In Federacion de Servicios Privados del sindicato Comisiones obreras v Tyco, the court ruled that the time mobile workers spent travelling between home and their first and last assignments of the day was considered working time.
The new ruling applies to all workers who are not assigned to a fixed or habitual place of work, and has been praised by trades unions for ensuring that this time spent travelling will now count towards ‘working time’ and as such should be factored in when considering, among other things, rest periods and weekly working time.
Deputy General Secretary of the CWU, Andy Kerr, said at the time of the ruling: “Currently the UK government guidelines are that time spent travelling at work does count towards the target – but travel to and for work does not. The ruling changes this as thousands of employers could be in breach of the working time regulation rules.
“As a consequence the legislation could affect thousands of our BT engineers and many other workers in telecoms and financial services that have no fixed place of work.”
The CWU said it was intending to obtain legal advice on the issues, before entering into consultation with employers in cases where it believes members could be affected.
Kathleen Walker Shaw, European Officer for GMB, said: “GMB has many members who work for British Gas, the AA and home care workers who start and finish their work at home, who will feel reassured that the court has so clearly recognised that travelling from home to your first client, patient or customer, and home from that last one at the end of your shift is rightly counted as working time.”
The GMB said that the ruling recognised that workers should not be penalised for the choices of their employers.
“The court also recognises that many workers are having to face constant changes in their work practices and environment, and the reality that an increasing number of workers begin and finish their work transits at their home is due to a decision by a company to close their offices or restructure work practices,” Ms Walker Shaw said.
“It is not a choice or desire of the worker themselves, and workers should not be penalised because of this, or carry the burden of the employers’ choice.”
General Secretary of the TUC, Frances O’Grady said: “Many bosses are already fair-minded about travel time for journeys to customers. But this sensible ruling will prevent any unscrupulous employers opening up a loophole to force some staff to work upwards of 60 hours a week.”

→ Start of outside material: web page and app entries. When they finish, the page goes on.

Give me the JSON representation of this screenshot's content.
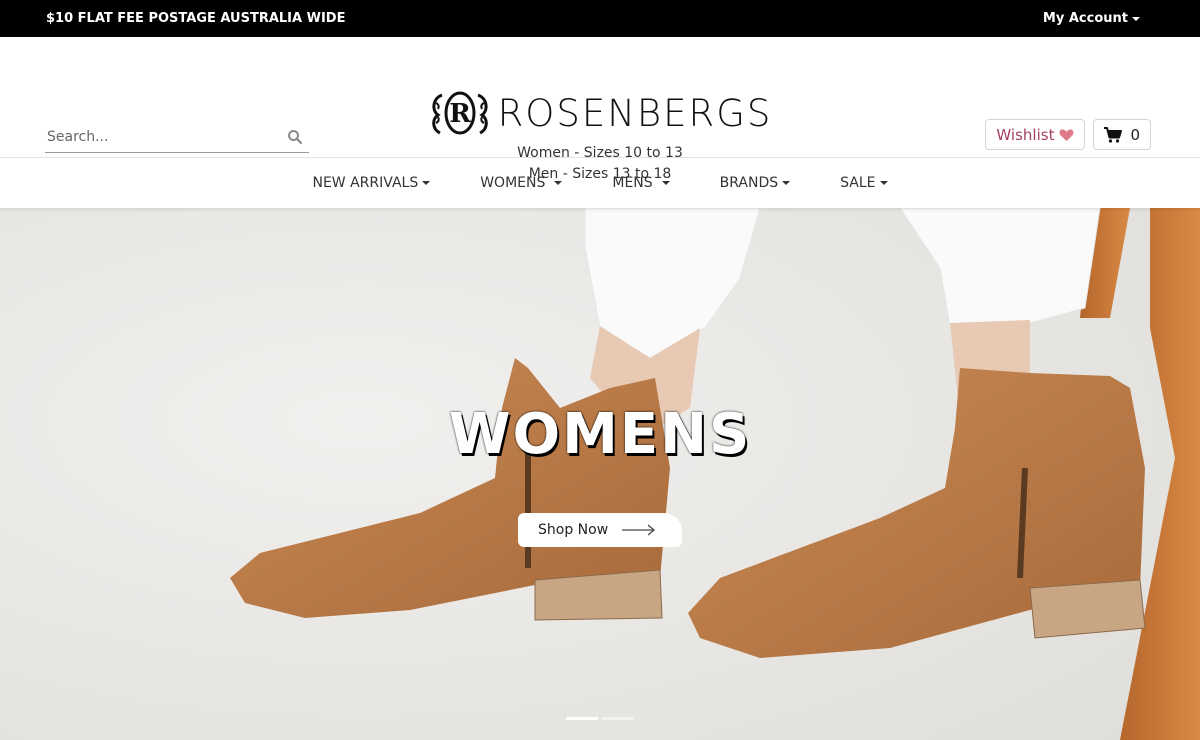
{
  "topbar": {
    "promo": "$10 FLAT FEE POSTAGE AUSTRALIA WIDE",
    "account_label": "My Account"
  },
  "header": {
    "search_placeholder": "Search...",
    "brand_name": "ROSENBERGS",
    "logo_letter": "R",
    "sizes_women": "Women - Sizes 10 to 13",
    "sizes_men": "Men - Sizes 13 to 18",
    "wishlist_label": "Wishlist",
    "cart_count": "0",
    "colors": {
      "wishlist_text": "#a4425d",
      "heart": "#e07b8a"
    }
  },
  "nav": {
    "items": [
      {
        "label": "NEW ARRIVALS"
      },
      {
        "label": "WOMENS"
      },
      {
        "label": "MENS"
      },
      {
        "label": "BRANDS"
      },
      {
        "label": "SALE"
      }
    ]
  },
  "hero": {
    "title": "WOMENS",
    "cta_label": "Shop Now",
    "slide_count": 2,
    "active_slide": 1,
    "colors": {
      "boot": "#b87a48",
      "background": "#ecebe8"
    }
  }
}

The ruling ensures that this travelling time will count towards the 48-hour week, under the Working Time Directive and that this time is factored in respect of, amongst other things, rest breaks and rest periods.

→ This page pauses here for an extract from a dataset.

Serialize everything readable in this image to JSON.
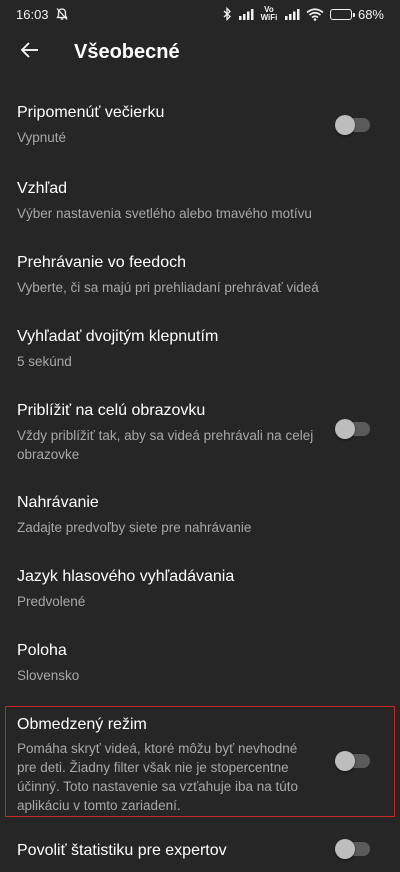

The change will not affect people’s daily commute to their normal place of work.